The next step is to deadlift from somewhere between rack pull height and full deadlift height. Typically this may be of boxes or a couple of plates. A lot of the time if someone has long legs, lifting from the floor provides too much stress on the lower back and form cannot be maintained. Indeed for a lot of our trainees at Results FAST it is smarter way to deadlift.

Full deadlifting as you see is a progression not a start point. While it is earmarked as a primary exercise it should only be done well in perfect form. If it isn’t then there are two things wrong. You are not mobile enough to achieve the correct form or the weight is too heavy causing you form to degrade. Mobility tends to shut down when you are not strong enough to maintain correct joint position- it usually means drop the weights a little as your back will thank you the next day.

Why the Small Things Count If You Want To Achieve Your Goals

Well happy New Year! As we get into 2013 the spate of New Year, new you offers and promotions are everywhere over the popular media.

There is good reason, most people do overcook it massively in the Christmas holidays, overeating, overindulging and generally not being very active. The general message and the way a lot of exercisers feel or are pressured to feel is to change everything in the short term rather than changing habits promoting long term change. In the habit formation research is well documented that if you have one goal you are more likely to achieve your primary goal if it is your sole objective. If you take this out to multiple goals the chances of success become smaller. I don’t mean goals like lose weight or build 4 kg of muscle mass what I mean is the smaller targets you set for yourself.

For example, your overall goal may be to lose weight or run a marathon. If you broke this down in to an attainable goal such as run intervals three times this week, get three weights sessions in or add an additional portion of vegetables to each of your meals these are small measurable targets which over time can be maintained.
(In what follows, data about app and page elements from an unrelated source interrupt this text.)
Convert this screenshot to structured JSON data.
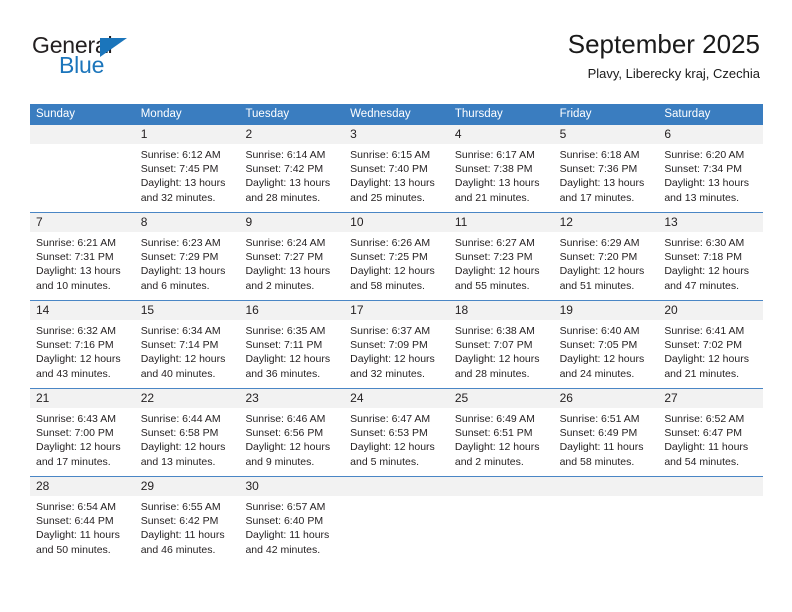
{
  "brand": {
    "name_top": "General",
    "name_bottom": "Blue",
    "accent_color": "#1b75bb"
  },
  "header": {
    "title": "September 2025",
    "subtitle": "Plavy, Liberecky kraj, Czechia"
  },
  "calendar": {
    "header_color": "#3a7dc0",
    "day_strip_color": "#f2f2f2",
    "weekdays": [
      "Sunday",
      "Monday",
      "Tuesday",
      "Wednesday",
      "Thursday",
      "Friday",
      "Saturday"
    ],
    "weeks": [
      [
        {
          "day": "",
          "lines": []
        },
        {
          "day": "1",
          "lines": [
            "Sunrise: 6:12 AM",
            "Sunset: 7:45 PM",
            "Daylight: 13 hours",
            "and 32 minutes."
          ]
        },
        {
          "day": "2",
          "lines": [
            "Sunrise: 6:14 AM",
            "Sunset: 7:42 PM",
            "Daylight: 13 hours",
            "and 28 minutes."
          ]
        },
        {
          "day": "3",
          "lines": [
            "Sunrise: 6:15 AM",
            "Sunset: 7:40 PM",
            "Daylight: 13 hours",
            "and 25 minutes."
          ]
        },
        {
          "day": "4",
          "lines": [
            "Sunrise: 6:17 AM",
            "Sunset: 7:38 PM",
            "Daylight: 13 hours",
            "and 21 minutes."
          ]
        },
        {
          "day": "5",
          "lines": [
            "Sunrise: 6:18 AM",
            "Sunset: 7:36 PM",
            "Daylight: 13 hours",
            "and 17 minutes."
          ]
        },
        {
          "day": "6",
          "lines": [
            "Sunrise: 6:20 AM",
            "Sunset: 7:34 PM",
            "Daylight: 13 hours",
            "and 13 minutes."
          ]
        }
      ],
      [
        {
          "day": "7",
          "lines": [
            "Sunrise: 6:21 AM",
            "Sunset: 7:31 PM",
            "Daylight: 13 hours",
            "and 10 minutes."
          ]
        },
        {
          "day": "8",
          "lines": [
            "Sunrise: 6:23 AM",
            "Sunset: 7:29 PM",
            "Daylight: 13 hours",
            "and 6 minutes."
          ]
        },
        {
          "day": "9",
          "lines": [
            "Sunrise: 6:24 AM",
            "Sunset: 7:27 PM",
            "Daylight: 13 hours",
            "and 2 minutes."
          ]
        },
        {
          "day": "10",
          "lines": [
            "Sunrise: 6:26 AM",
            "Sunset: 7:25 PM",
            "Daylight: 12 hours",
            "and 58 minutes."
          ]
        },
        {
          "day": "11",
          "lines": [
            "Sunrise: 6:27 AM",
            "Sunset: 7:23 PM",
            "Daylight: 12 hours",
            "and 55 minutes."
          ]
        },
        {
          "day": "12",
          "lines": [
            "Sunrise: 6:29 AM",
            "Sunset: 7:20 PM",
            "Daylight: 12 hours",
            "and 51 minutes."
          ]
        },
        {
          "day": "13",
          "lines": [
            "Sunrise: 6:30 AM",
            "Sunset: 7:18 PM",
            "Daylight: 12 hours",
            "and 47 minutes."
          ]
        }
      ],
      [
        {
          "day": "14",
          "lines": [
            "Sunrise: 6:32 AM",
            "Sunset: 7:16 PM",
            "Daylight: 12 hours",
            "and 43 minutes."
          ]
        },
        {
          "day": "15",
          "lines": [
            "Sunrise: 6:34 AM",
            "Sunset: 7:14 PM",
            "Daylight: 12 hours",
            "and 40 minutes."
          ]
        },
        {
          "day": "16",
          "lines": [
            "Sunrise: 6:35 AM",
            "Sunset: 7:11 PM",
            "Daylight: 12 hours",
            "and 36 minutes."
          ]
        },
        {
          "day": "17",
          "lines": [
            "Sunrise: 6:37 AM",
            "Sunset: 7:09 PM",
            "Daylight: 12 hours",
            "and 32 minutes."
          ]
        },
        {
          "day": "18",
          "lines": [
            "Sunrise: 6:38 AM",
            "Sunset: 7:07 PM",
            "Daylight: 12 hours",
            "and 28 minutes."
          ]
        },
        {
          "day": "19",
          "lines": [
            "Sunrise: 6:40 AM",
            "Sunset: 7:05 PM",
            "Daylight: 12 hours",
            "and 24 minutes."
          ]
        },
        {
          "day": "20",
          "lines": [
            "Sunrise: 6:41 AM",
            "Sunset: 7:02 PM",
            "Daylight: 12 hours",
            "and 21 minutes."
          ]
        }
      ],
      [
        {
          "day": "21",
          "lines": [
            "Sunrise: 6:43 AM",
            "Sunset: 7:00 PM",
            "Daylight: 12 hours",
            "and 17 minutes."
          ]
        },
        {
          "day": "22",
          "lines": [
            "Sunrise: 6:44 AM",
            "Sunset: 6:58 PM",
            "Daylight: 12 hours",
            "and 13 minutes."
          ]
        },
        {
          "day": "23",
          "lines": [
            "Sunrise: 6:46 AM",
            "Sunset: 6:56 PM",
            "Daylight: 12 hours",
            "and 9 minutes."
          ]
        },
        {
          "day": "24",
          "lines": [
            "Sunrise: 6:47 AM",
            "Sunset: 6:53 PM",
            "Daylight: 12 hours",
            "and 5 minutes."
          ]
        },
        {
          "day": "25",
          "lines": [
            "Sunrise: 6:49 AM",
            "Sunset: 6:51 PM",
            "Daylight: 12 hours",
            "and 2 minutes."
          ]
        },
        {
          "day": "26",
          "lines": [
            "Sunrise: 6:51 AM",
            "Sunset: 6:49 PM",
            "Daylight: 11 hours",
            "and 58 minutes."
          ]
        },
        {
          "day": "27",
          "lines": [
            "Sunrise: 6:52 AM",
            "Sunset: 6:47 PM",
            "Daylight: 11 hours",
            "and 54 minutes."
          ]
        }
      ],
      [
        {
          "day": "28",
          "lines": [
            "Sunrise: 6:54 AM",
            "Sunset: 6:44 PM",
            "Daylight: 11 hours",
            "and 50 minutes."
          ]
        },
        {
          "day": "29",
          "lines": [
            "Sunrise: 6:55 AM",
            "Sunset: 6:42 PM",
            "Daylight: 11 hours",
            "and 46 minutes."
          ]
        },
        {
          "day": "30",
          "lines": [
            "Sunrise: 6:57 AM",
            "Sunset: 6:40 PM",
            "Daylight: 11 hours",
            "and 42 minutes."
          ]
        },
        {
          "day": "",
          "lines": []
        },
        {
          "day": "",
          "lines": []
        },
        {
          "day": "",
          "lines": []
        },
        {
          "day": "",
          "lines": []
        }
      ]
    ]
  }
}
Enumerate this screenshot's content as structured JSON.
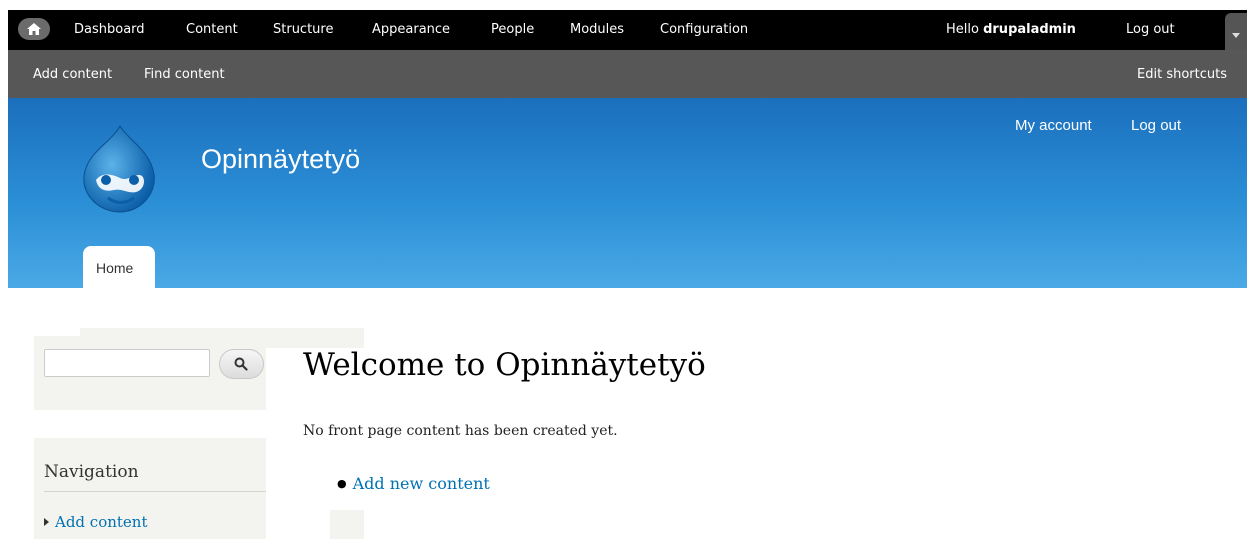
{
  "toolbar": {
    "menu": [
      "Dashboard",
      "Content",
      "Structure",
      "Appearance",
      "People",
      "Modules",
      "Configuration"
    ],
    "hello_prefix": "Hello ",
    "username": "drupaladmin",
    "logout": "Log out"
  },
  "shortcuts": {
    "items": [
      "Add content",
      "Find content"
    ],
    "edit": "Edit shortcuts"
  },
  "header": {
    "site_name": "Opinnäytetyö",
    "secondary": [
      "My account",
      "Log out"
    ],
    "tab_home": "Home"
  },
  "sidebar": {
    "search_placeholder": "",
    "nav_title": "Navigation",
    "nav_items": [
      "Add content"
    ]
  },
  "main": {
    "title": "Welcome to Opinnäytetyö",
    "message": "No front page content has been created yet.",
    "link": "Add new content"
  },
  "colors": {
    "toolbar": "#000000",
    "shortcuts": "#575757",
    "header_top": "#1b6fbd",
    "header_bottom": "#4aa9e6",
    "link": "#0071b3",
    "sidebar_bg": "#f3f3ef"
  },
  "icons": [
    "home-icon",
    "drupal-logo",
    "search-icon",
    "chevron-down-icon",
    "arrow-right-icon"
  ]
}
If you say in the first week of January I am going to be eat more vegetables, drink more water and take part in activity five times a week the multiple goals involved in this process decreases the chances of success in each additional goal that you set.

It’s the small things that count a lot of the time. Wholesale change is an ineffective way of achieving your goals, that is why the diet and slimming industry is so big- people who achieve long-term change are successful as they create a number of habits over a period of tome which lead them towards the overall goal.

So how do you achieve your fitness and nutrition targets? Set small measurable achievable goals broken down into the simplest processes there are, forget about the overall result, that will come by undertaking a number of successful habits. It could be simply drink 2 L of water a day, drink one cup of green tea every time you are hungry, include nuts as an afternoon snack, focus on your primary exercises in the gym (this means the thing that you do first), make sure your warm up is really well structured to lead you into the good session these small little things will make a difference to your overall result.

Too often we become bogged down by changing everything and achieving nothing. Make this the year of habit formation and you’ll reap the rewards of success in your long-term goals. Often when I work with my clients at results fast I will set people goals for the week, that might be a session target, it might be a nutrition target. Either way it’s only one goal- it is one thing that they have to process, one thing that they have to think about, therefore they are more likely to achieve their target. The plus side obviously as well is that they had someone to be accountable to as well so writing your goal as a message on the fridge, a post it note on your computer or keep a note in a notebook, just somewhere where you can set targets. This way you also improve your adherence to the goal by having a culpability factor involved.

So the lesson learnt from this post is only set a small number of goals perhaps one of for exercise/ training and one for nutrition and aim to form those goals into habits once you have achieve those goals and then you can think about other processes and other targets. Reset and assess your goals on a weekly basis and enhance adherence by writing them down.